Artificial intelligence: A rapid case for advancement in the personalization of Gynaecology/Obstetric and Mental Health care

Womens Health (Lond). Jan-Dec 2021;17:17455065211018111. doi: 10.1177/17455065211018111.

Abstract

To evaluate and holistically treat the mental health sequelae and potential psychiatric comorbidities associated with obstetric and gynaecological conditions, it is important to optimize patient care, ensure efficient use of limited resources and improve health-economic models. Artificial intelligence applications could assist in achieving the above. The World Health Organization and global healthcare systems have already recognized the use of artificial intelligence technologies to address 'system gaps' and automate some of the more cumbersome tasks to optimize clinical services and reduce health inequalities. Currently, both mental health and obstetric and gynaecological services independently use artificial intelligence applications. Thus, suitable solutions are shared between mental health and obstetric and gynaecological clinical practices, independent of one another. Although, to address complexities with some patients who may have often interchanging sequelae with mental health and obstetric and gynaecological illnesses, 'holistically' developed artificial intelligence applications could be useful. Therefore, we present a rapid review to understand the currently available artificial intelligence applications and research into multi-morbid conditions, including clinical trial-based validations. Most artificial intelligence applications are intrinsically data-driven tools, and their validation in healthcare can be challenging as they require large-scale clinical trials. Furthermore, most artificial intelligence applications use rate-limiting mock data sets, which restrict their applicability to a clinical population. Some researchers may fail to recognize the randomness in the data generating processes in clinical care from a statistical perspective with a potentially minimal representation of a population, limiting their applicability within a real-world setting. However, novel, innovative trial designs could pave the way to generate better data sets that are generalizable to the entire global population. A collaboration between artificial intelligence and statistical models could be developed and deployed with algorithmic and domain interpretability to achieve this. In addition, acquiring big data sets is vital to ensure these artificial intelligence applications provide the highest accuracy within a real-world setting, especially when used as part of a clinical diagnosis or treatment.

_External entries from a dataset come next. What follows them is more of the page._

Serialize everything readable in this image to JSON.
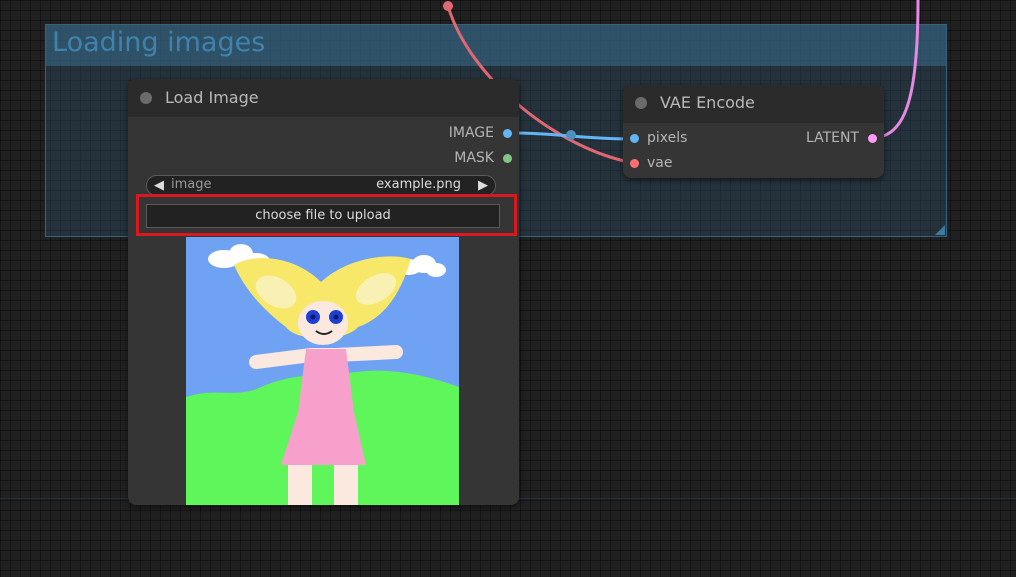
{
  "group": {
    "title": "Loading images"
  },
  "load_image_node": {
    "title": "Load Image",
    "outputs": [
      {
        "label": "IMAGE",
        "color": "#64b5f6"
      },
      {
        "label": "MASK",
        "color": "#81c784"
      }
    ],
    "image_widget": {
      "label": "image",
      "value": "example.png"
    },
    "upload_button_label": "choose file to upload"
  },
  "vae_encode_node": {
    "title": "VAE Encode",
    "inputs": [
      {
        "label": "pixels",
        "color": "#64b5f6"
      },
      {
        "label": "vae",
        "color": "#ff6e6e"
      }
    ],
    "outputs": [
      {
        "label": "LATENT",
        "color": "#ff9cf9"
      }
    ]
  },
  "links": {
    "image_color": "#64b5f6",
    "vae_color": "#e06872",
    "latent_color": "#e58ae3"
  },
  "highlight_color": "#d8191f"
}
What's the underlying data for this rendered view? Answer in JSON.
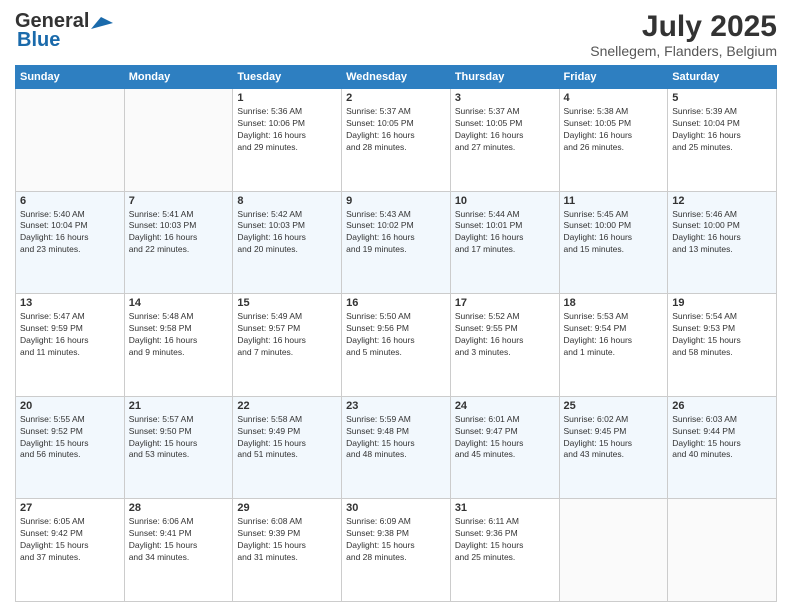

Keywords: artificial intelligence; disease sequelae; gynaecology; machine learning; mental health; obstetrics; women’s health.